Carnegie Mellon University has created another artificial intelligence bot to play against six top Chinese poker players in no-limit Texas Hold'em for a $290,000 winner-take-all challenge.
This time, fake chips are out of the equation - time for some real money at stake!
Right after crushing four of the best poker pros in a momentous January heads-up no-limit hold'em contest that featured more than 14 big blinds per 100 hands, Carnegie Mellon University's updated poker machine named Libratus not only has a new set of opponents, but it also has a brand new name.
Back in January, Libratus was victorious against the poker pros at a casino in Pittsburgh by about 1.7 million chips; however, these did not have any cash value. The pros split $200,000 for joining the grueling 120,000-hand match that spanned almost three weeks.
This April, the updated AI, named Lengpudashi (which means ‘cold poker master'), shall play against poker players in China for a winner-take-all prize of $290,000!

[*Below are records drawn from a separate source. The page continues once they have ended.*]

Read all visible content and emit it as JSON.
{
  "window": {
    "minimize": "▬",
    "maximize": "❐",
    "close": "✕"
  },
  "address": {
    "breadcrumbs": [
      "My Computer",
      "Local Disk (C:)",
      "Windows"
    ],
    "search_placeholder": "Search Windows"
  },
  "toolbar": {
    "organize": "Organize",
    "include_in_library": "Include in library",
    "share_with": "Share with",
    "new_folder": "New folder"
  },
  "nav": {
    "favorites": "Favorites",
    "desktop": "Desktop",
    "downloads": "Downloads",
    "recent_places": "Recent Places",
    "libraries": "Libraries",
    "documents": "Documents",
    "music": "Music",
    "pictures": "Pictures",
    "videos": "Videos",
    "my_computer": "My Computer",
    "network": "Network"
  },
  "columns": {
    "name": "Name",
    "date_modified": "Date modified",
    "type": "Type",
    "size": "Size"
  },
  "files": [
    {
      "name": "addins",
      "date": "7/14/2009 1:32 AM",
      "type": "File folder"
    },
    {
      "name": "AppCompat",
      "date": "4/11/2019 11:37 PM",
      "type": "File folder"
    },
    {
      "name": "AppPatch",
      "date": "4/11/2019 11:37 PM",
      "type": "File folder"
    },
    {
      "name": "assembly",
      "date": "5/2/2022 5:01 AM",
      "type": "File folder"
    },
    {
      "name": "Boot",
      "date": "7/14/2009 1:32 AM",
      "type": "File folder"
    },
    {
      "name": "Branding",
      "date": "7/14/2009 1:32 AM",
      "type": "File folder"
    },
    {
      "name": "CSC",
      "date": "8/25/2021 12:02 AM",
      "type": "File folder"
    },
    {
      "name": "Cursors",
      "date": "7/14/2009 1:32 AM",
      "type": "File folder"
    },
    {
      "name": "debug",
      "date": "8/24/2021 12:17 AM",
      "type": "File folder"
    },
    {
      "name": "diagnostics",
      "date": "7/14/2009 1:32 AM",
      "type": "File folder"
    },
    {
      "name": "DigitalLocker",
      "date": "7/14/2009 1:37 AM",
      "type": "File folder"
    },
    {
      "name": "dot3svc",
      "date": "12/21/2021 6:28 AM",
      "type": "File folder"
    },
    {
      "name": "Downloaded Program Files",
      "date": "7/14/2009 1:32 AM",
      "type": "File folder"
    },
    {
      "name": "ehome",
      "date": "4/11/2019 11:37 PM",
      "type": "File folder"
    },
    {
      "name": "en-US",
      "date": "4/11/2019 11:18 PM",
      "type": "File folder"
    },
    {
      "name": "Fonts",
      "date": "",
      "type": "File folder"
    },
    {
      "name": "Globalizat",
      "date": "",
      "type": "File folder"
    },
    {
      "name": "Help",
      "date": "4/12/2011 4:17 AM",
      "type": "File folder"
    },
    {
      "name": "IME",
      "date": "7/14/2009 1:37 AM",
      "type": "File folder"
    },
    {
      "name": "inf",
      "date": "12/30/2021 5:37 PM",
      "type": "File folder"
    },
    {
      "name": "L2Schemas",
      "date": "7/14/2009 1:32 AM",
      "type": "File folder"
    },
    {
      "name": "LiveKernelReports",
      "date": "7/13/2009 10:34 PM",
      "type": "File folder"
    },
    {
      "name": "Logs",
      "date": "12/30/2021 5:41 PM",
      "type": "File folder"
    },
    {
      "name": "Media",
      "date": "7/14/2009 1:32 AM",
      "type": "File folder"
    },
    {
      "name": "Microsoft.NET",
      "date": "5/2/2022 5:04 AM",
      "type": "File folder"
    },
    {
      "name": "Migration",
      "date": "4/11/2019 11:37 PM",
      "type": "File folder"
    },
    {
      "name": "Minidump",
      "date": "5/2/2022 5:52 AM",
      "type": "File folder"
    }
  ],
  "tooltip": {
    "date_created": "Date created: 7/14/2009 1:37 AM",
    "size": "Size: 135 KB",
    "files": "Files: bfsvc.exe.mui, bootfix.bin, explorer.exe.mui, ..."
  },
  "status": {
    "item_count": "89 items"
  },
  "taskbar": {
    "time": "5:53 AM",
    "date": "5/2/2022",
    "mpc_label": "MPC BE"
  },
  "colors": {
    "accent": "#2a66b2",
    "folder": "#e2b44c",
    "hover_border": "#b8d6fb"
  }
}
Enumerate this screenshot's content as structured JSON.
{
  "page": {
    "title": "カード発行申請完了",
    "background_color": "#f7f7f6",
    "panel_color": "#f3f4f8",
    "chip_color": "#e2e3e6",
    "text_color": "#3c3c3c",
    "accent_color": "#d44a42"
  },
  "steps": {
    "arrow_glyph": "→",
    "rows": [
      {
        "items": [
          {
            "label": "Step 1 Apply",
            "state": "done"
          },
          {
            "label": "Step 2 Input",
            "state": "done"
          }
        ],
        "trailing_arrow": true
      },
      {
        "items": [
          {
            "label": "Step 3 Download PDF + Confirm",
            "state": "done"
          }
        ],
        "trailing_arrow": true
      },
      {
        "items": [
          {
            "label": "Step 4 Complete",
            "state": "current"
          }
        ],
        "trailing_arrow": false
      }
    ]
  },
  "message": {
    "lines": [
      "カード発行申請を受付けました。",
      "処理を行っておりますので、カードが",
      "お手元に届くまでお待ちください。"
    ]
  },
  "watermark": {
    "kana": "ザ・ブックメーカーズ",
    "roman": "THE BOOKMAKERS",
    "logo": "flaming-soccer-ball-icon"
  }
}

The exhibition is scheduled starting today, April 6 and will end on April 10, in Hainan, with 36,000 hands being dealt two at a time to each of the human poker players. At the forefront is 2016 WSOP bracelet winner Alan Du, who leads Team Dragons, aims to spoil a breakout year for the AI poker bot.
CMU professor of computer science and co-creator of Lengpudashi Tuomas Sandholm said, "I am very excited to take this new kind of AI technology to China. I want to explore various commercial opportunities for this in poker and a host of other application areas."
Sandholm emphasized that it is possible the AI may lose since the game only has 36,000 hands. He said, "This is an exhibition. We are running a relatively small number of hands, so this is not a scientific experiment."
Team Dragon shall battle Lengpudashi in Hainan for 10 hours a day, playing two hands at a time on the Pittsburgh Supercomputing Center's Bridges Computer.
Last year, another poker bot named DeepStack beat 10 out of 11 human poker players at heads-up no-limit hold'em. That AI was developed by computer scientists at the University of Alberta, Charles University and Czech Technical University in Prague.
Carnegie Mellon AI Takes on Chinese Poker Players